Rovman Powell talks about dealing with great expectations, his Test ambitions, and wanting to give back to his mother.
That was what Kolkata Knight Riders’ Twitter handle quoted the franchise’s CEO, Venky Mysore, saying during the 2017 IPL auction. Mysore is no stranger to Caribbean cricket talent, with KKR having a sister franchise, Trinbago Knight Riders, in the CPL.
Such sentiments about the exciting young Jamaican were regularly expressed during the 2016 CPL, which Jamaica Tallawahs won. In the Caribbean Super50, Powell couldn’t have timed his eye-catching all-round performances any better – they came in the semi-final and final, just before the IPL auction.
You made your domestic debut in 2015, but it was during the 2016 Super50, when you were playing for the Combined Campuses and Colleges (CCC), that people started taking notice of you, particularly the Jamaica Tallawahs franchise.
Yes, I started playing in Jamaica for a club in St Catherine Parish, and for the last two years I have been a University of West Indies (Mona Campus in Jamaica) scholarship athlete.
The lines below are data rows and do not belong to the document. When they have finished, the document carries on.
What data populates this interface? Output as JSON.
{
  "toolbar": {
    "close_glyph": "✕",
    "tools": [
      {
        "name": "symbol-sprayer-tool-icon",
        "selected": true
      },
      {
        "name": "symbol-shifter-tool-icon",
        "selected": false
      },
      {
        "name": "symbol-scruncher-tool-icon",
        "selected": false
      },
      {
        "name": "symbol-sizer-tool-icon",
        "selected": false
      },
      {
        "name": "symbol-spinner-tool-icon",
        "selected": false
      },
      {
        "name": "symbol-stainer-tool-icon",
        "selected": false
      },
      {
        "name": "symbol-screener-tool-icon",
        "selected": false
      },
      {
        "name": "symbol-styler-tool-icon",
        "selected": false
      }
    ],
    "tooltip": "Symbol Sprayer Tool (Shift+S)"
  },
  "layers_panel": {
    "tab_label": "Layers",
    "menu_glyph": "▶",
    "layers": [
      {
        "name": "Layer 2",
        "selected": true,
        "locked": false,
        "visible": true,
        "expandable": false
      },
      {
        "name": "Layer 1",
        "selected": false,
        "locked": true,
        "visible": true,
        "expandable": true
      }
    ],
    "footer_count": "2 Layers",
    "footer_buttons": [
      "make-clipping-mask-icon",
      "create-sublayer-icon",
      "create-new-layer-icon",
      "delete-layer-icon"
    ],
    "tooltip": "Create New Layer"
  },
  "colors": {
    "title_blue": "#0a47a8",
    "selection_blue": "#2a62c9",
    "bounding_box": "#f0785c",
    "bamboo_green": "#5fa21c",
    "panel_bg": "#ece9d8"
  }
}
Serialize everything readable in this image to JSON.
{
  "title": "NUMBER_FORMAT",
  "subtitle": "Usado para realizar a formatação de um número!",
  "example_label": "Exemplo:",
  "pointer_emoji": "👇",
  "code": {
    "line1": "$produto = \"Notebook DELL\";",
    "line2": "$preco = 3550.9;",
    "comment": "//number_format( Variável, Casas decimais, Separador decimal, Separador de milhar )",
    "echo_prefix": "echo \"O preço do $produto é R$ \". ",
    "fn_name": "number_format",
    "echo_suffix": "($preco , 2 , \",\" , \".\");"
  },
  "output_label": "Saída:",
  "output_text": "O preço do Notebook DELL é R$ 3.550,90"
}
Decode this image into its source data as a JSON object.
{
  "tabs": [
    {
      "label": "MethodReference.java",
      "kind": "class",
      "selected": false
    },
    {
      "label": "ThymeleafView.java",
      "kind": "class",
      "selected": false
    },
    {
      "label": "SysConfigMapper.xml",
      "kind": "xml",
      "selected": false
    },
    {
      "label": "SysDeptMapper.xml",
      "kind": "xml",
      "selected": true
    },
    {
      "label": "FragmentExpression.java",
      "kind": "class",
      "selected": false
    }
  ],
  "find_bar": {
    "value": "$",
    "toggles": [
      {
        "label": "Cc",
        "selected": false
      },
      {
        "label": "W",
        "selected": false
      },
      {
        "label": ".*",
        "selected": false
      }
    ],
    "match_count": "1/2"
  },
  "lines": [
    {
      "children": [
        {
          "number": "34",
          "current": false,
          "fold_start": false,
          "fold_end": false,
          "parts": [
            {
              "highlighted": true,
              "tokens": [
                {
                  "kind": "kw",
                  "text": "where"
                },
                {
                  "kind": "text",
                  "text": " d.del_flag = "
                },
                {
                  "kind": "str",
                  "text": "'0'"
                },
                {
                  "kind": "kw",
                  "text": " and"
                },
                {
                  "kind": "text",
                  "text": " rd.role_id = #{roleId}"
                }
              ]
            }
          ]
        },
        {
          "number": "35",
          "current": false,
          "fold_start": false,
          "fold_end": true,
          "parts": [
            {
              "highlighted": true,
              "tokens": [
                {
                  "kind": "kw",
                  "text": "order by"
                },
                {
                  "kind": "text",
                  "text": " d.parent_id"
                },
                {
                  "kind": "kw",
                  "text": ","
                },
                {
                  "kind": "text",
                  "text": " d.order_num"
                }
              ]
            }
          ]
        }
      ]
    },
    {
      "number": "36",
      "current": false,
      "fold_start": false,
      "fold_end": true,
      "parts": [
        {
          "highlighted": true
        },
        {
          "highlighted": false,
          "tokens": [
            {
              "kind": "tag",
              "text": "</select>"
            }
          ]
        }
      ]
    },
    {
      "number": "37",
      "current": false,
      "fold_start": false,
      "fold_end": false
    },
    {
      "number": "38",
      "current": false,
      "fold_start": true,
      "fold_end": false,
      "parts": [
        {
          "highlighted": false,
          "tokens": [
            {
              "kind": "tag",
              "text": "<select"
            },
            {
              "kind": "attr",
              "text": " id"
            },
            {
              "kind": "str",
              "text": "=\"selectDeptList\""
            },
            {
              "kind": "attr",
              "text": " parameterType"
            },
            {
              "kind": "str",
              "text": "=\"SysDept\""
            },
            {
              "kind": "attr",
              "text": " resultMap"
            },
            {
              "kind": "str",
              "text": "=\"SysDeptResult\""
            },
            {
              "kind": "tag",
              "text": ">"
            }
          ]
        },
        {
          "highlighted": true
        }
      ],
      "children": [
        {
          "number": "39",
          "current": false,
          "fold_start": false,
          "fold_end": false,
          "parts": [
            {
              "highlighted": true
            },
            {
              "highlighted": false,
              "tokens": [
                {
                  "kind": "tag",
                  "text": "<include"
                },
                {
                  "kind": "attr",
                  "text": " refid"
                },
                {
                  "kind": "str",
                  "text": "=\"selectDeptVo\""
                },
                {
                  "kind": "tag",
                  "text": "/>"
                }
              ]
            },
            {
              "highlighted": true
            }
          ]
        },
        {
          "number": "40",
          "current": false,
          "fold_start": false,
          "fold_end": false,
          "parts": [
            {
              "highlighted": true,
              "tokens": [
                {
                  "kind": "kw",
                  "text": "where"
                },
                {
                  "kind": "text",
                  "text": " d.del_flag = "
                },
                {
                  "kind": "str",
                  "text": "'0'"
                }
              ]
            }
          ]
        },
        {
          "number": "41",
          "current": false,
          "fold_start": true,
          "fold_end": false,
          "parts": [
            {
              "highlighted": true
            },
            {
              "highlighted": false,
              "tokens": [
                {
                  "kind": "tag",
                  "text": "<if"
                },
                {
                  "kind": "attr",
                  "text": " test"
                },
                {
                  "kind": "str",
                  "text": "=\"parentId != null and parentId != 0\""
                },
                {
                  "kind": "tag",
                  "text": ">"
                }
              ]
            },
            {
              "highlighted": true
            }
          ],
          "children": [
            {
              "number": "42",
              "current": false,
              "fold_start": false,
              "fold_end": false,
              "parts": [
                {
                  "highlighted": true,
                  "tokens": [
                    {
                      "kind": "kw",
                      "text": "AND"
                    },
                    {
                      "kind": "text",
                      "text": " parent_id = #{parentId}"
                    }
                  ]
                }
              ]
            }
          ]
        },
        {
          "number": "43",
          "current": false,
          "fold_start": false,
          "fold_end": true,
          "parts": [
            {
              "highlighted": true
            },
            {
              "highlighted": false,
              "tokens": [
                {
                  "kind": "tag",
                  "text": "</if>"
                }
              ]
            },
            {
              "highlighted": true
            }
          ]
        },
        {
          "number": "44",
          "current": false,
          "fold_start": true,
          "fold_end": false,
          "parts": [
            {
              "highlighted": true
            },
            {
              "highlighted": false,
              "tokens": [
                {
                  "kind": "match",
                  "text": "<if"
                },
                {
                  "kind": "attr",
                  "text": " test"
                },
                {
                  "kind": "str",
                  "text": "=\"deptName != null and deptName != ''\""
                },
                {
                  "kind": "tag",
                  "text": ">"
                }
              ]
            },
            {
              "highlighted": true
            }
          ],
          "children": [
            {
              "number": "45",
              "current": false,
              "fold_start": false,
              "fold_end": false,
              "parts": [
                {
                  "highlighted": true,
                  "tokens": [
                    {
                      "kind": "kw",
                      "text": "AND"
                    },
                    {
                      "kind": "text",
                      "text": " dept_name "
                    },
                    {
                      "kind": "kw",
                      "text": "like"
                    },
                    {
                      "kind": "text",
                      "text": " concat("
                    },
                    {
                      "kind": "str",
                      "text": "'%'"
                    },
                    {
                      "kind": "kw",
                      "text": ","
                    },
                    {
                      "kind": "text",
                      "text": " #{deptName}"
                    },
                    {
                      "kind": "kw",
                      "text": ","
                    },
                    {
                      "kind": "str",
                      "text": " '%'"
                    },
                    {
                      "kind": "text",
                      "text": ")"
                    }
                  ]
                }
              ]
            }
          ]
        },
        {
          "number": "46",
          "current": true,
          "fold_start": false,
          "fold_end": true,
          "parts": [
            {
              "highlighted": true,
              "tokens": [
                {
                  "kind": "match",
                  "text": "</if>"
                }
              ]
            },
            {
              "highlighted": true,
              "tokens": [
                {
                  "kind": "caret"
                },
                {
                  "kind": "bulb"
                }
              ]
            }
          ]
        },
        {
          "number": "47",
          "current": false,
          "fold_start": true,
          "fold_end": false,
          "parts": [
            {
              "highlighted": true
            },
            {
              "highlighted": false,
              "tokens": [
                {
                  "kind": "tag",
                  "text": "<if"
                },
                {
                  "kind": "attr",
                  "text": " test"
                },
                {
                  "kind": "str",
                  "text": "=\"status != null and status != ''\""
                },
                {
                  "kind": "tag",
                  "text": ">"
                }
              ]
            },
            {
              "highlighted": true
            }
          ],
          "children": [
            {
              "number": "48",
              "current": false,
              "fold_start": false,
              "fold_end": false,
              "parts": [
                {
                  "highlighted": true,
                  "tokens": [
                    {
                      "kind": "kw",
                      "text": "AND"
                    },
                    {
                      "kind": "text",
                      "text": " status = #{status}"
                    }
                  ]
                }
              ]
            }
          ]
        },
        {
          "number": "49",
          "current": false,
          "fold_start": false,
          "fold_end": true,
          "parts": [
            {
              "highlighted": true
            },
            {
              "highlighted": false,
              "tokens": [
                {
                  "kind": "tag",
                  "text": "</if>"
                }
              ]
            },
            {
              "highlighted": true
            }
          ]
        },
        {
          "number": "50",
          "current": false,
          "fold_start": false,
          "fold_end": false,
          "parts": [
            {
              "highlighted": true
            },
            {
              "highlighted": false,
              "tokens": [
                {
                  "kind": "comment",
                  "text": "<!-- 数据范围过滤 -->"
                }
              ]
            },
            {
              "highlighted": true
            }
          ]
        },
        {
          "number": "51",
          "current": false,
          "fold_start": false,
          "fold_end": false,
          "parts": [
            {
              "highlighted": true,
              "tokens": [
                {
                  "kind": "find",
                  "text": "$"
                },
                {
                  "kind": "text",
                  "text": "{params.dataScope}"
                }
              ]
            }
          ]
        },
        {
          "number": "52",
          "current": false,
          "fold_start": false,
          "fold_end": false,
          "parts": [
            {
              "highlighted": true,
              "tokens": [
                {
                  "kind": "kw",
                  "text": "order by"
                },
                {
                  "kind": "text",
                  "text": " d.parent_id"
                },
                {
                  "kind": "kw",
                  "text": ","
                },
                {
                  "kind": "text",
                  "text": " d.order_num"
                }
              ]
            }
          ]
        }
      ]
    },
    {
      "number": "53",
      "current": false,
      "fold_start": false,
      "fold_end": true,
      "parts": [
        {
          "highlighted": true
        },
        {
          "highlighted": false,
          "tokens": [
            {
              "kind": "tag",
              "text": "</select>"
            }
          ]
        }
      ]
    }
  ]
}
After that tournament I wasn’t expecting much. But a month before the 2016 CPL draft, representatives from the Tallawahs said they had heard about me and I eventually got picked by them.
Tallawahs coach Paul Nixon told ESPNcricinfo last year that your biggest driving factor currently in cricket is to use the sport as a means to help your mother, who has been the main parent in your life. Can you elaborate on that?
Absolutely, that’s the case. I grew up in a small town in St Catherine, where my mother worked hard to support me. Certainly I see cricket as means where I can express my god-given talents and bring my mother and family out of poverty.
During CPL and at the IPL draft when you were picked, the talk was that you are the next Andre Russell. At this stage of your career, are you intimidated by that comparison or do you embrace it? Also, what is your relationship with Andre like?
I fully embrace the comparison, to be honest. If knowledgeable people in the game believe I have the ability to match up with what Andre has done, considering he is already a world-beater, all I can do is keep improving my game to be at that level. Andre and I are very close and he’s certainly a mentor to me. On tour with West Indies recently, he regularly sent encouraging messages and game tips.
Ignoring all the controversies, how did you find the atmosphere in the West Indies camp during the recent tours to the UAE and Zimbabwe?
As a young player, experiencing what it’s like to be around the senior West Indies team was an eye-opener. We have a lot of talented youngsters and if we can grow together, I believe we all have great futures ahead of us for the West Indies team.
Would it help yourself and other young players in the team to have experienced players around?
I’m not too worried about whether the team is made up of seniors or youngsters or what composition. All I can do, if the selectors pick me again, is continue improving and translating my domestic form onto the international stage.
Tell us about your semi-final performance versus defending champions Trinidad & Tobago, where you produced both your best batting and your best bowling performance so far in domestic cricket.
In that game our openers and Blackwood gave us a brilliant start. I just went out there with about 15 overs to go and just decided to express myself, since it was clear the pitch was excellent for batting.
Did you think the Trinidad & Tobago bowlers bowled to your strengths?
Probably a combination of both. You look at world cricket these days and we, the Caribbean, probably lead the world in this, which is why we are T20 world champions – it’s very difficult for bowlers in the shorter formats to restrict power-hitters. That is type of player, as a batsman, I’m trying to be.
Having taken your first career five-wicket haul, do you feel going forward at international level that your bowling is a reliable fourth- or fifth-choice option?
Right now I would say my bowling is still a work in progress. I’ve been regularly working with Jamaica coach Robert Samuels to improve all aspects of my bowling.
In the final, it seemed for a while – especially during your partnerships with Jerome Taylor and captain Nikita Miller – that you were potentially about to play a great one-man rescue innings, similar to what Marcus Stoinis also almost did for Australia versus New Zealand last month.
Honestly I felt confident at the time. Always thought that if those guys were able to stay with me for a little bit more, I could have played an innings to help Jamaica win. But that is cricket, and winning the final wasn’t meant for us.
A big aim for West Indies in one-day cricket for the remainder of 2017 is to qualify automatically for the 2019 World Cup by the September 30 cutoff date. What are your personal goals for 2017?
I’m a lover of cricket and certainly always wanted to play Test cricket for West Indies growing up. So far, I’ve been selected in the limited-overs formats, so I hope to use it as a stepping stone to eventually playing Tests and, of course, help the team achieve the World cup qualification objective.